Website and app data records
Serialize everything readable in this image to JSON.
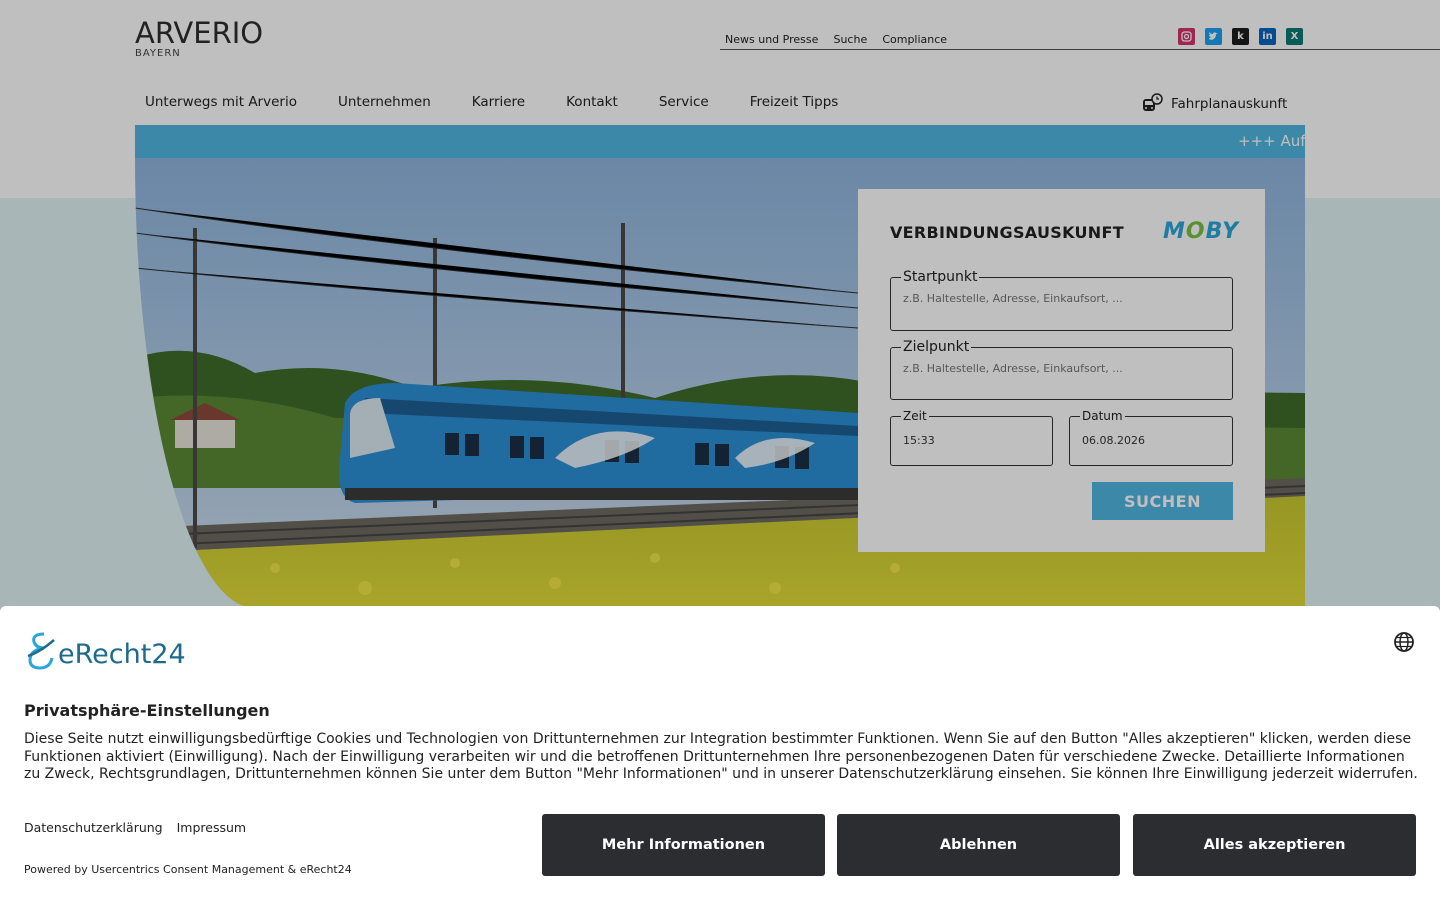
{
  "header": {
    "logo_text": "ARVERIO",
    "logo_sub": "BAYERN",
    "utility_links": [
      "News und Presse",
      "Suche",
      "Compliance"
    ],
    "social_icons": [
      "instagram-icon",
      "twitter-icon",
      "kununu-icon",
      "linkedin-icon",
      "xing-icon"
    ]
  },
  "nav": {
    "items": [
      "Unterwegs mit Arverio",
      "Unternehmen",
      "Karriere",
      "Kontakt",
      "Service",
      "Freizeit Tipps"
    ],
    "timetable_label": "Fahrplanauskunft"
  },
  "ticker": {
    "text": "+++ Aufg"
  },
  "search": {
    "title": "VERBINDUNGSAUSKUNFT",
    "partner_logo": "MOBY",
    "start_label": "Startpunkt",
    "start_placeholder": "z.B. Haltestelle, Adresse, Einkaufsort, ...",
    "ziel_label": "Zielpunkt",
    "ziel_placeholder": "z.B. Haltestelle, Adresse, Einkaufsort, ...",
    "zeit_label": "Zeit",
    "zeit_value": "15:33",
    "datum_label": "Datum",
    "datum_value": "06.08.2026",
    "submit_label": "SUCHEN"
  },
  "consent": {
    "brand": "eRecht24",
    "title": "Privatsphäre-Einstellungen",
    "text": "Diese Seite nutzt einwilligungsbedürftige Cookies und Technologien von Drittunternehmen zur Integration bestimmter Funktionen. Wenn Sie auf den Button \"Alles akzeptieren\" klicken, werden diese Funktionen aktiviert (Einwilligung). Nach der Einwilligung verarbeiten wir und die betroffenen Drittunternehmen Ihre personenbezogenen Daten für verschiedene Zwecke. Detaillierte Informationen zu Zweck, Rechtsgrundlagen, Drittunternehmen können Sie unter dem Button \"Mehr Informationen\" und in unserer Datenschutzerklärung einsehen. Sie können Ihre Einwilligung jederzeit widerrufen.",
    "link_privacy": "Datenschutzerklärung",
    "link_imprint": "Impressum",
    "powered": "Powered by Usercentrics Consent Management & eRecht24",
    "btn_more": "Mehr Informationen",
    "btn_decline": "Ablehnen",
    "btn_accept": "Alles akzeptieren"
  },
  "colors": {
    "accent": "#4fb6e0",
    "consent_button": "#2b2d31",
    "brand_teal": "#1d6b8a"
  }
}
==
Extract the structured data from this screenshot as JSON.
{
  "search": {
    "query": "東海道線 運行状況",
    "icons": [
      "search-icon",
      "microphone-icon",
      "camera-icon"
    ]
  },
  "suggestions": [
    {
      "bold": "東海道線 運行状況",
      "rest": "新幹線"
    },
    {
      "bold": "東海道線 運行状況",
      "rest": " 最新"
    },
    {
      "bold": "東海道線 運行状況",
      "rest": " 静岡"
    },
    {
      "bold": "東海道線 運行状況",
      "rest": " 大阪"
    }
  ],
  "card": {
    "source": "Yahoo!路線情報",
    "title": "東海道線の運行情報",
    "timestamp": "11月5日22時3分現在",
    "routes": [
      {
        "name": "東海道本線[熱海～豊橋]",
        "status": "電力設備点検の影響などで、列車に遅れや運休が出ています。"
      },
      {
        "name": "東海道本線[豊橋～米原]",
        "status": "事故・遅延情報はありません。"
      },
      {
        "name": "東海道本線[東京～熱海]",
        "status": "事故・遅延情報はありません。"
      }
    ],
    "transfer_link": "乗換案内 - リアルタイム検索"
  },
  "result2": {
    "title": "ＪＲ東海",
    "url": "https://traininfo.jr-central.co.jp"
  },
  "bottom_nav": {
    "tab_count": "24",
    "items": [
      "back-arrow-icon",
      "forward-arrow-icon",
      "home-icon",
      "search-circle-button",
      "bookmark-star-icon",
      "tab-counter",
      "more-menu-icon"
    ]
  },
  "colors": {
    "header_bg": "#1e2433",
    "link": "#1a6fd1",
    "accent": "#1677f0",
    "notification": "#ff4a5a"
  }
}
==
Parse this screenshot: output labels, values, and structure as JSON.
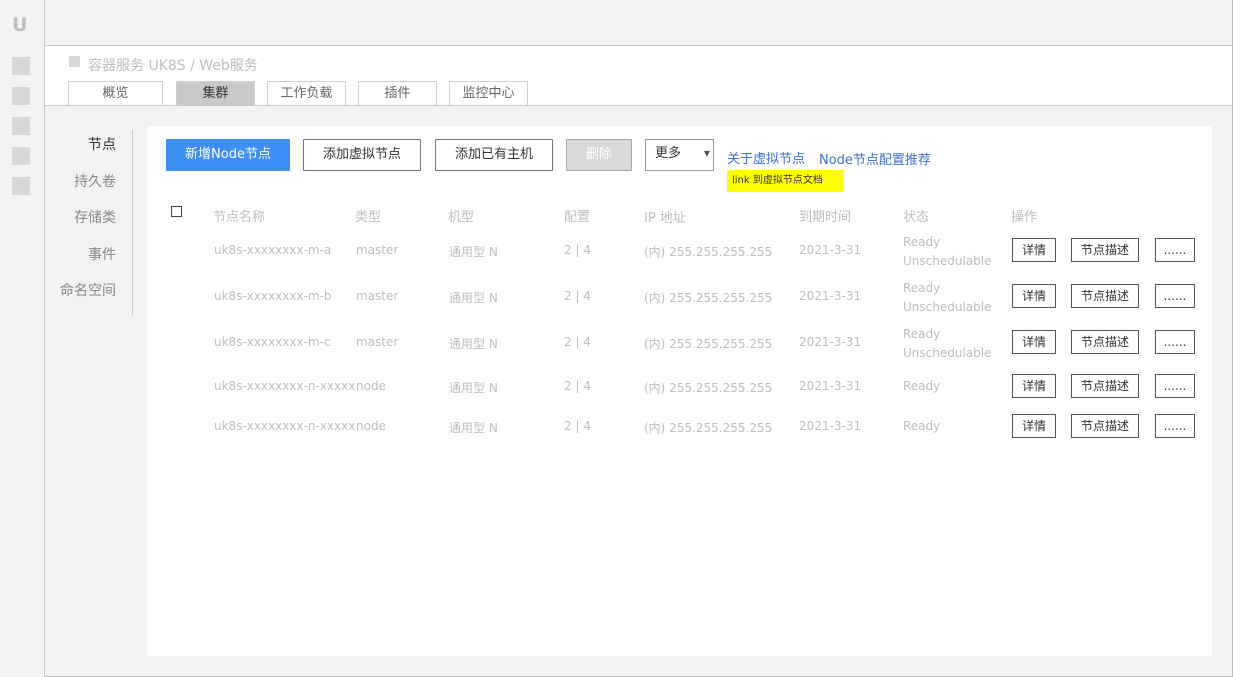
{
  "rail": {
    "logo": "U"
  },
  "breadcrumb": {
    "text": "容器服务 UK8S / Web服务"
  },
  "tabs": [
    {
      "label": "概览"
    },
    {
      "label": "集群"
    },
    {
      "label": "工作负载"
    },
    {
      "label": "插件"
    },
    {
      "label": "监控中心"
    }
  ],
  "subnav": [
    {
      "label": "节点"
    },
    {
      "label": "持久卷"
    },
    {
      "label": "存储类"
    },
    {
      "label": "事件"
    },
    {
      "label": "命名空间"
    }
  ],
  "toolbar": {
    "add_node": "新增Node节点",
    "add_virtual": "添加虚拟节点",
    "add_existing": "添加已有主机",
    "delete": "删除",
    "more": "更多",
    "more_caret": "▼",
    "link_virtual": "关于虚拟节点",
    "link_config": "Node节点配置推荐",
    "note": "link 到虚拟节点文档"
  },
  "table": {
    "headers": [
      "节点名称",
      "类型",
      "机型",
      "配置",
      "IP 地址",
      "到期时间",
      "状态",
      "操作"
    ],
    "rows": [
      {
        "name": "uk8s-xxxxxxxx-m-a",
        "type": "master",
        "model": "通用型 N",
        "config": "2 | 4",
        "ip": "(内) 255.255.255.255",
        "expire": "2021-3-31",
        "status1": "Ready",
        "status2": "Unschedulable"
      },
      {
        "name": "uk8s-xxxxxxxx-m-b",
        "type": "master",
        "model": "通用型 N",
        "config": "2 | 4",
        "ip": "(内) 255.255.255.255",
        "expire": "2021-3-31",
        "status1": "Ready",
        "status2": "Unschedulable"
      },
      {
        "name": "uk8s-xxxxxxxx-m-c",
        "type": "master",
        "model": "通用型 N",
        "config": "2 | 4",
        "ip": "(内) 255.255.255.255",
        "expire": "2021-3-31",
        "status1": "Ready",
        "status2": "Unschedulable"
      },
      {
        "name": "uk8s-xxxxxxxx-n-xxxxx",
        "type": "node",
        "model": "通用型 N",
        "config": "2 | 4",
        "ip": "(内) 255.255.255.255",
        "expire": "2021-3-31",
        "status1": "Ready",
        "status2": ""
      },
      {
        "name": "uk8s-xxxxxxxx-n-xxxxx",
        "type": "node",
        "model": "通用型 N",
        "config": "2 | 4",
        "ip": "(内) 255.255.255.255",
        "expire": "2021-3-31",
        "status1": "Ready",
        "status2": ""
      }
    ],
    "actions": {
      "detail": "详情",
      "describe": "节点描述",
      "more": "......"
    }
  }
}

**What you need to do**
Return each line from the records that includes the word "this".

**Exercise result**
Serialize everything readable in this image to JSON.
Extract the structured data from this screenshot as JSON.
Parse this screenshot: output labels, values, and structure as JSON.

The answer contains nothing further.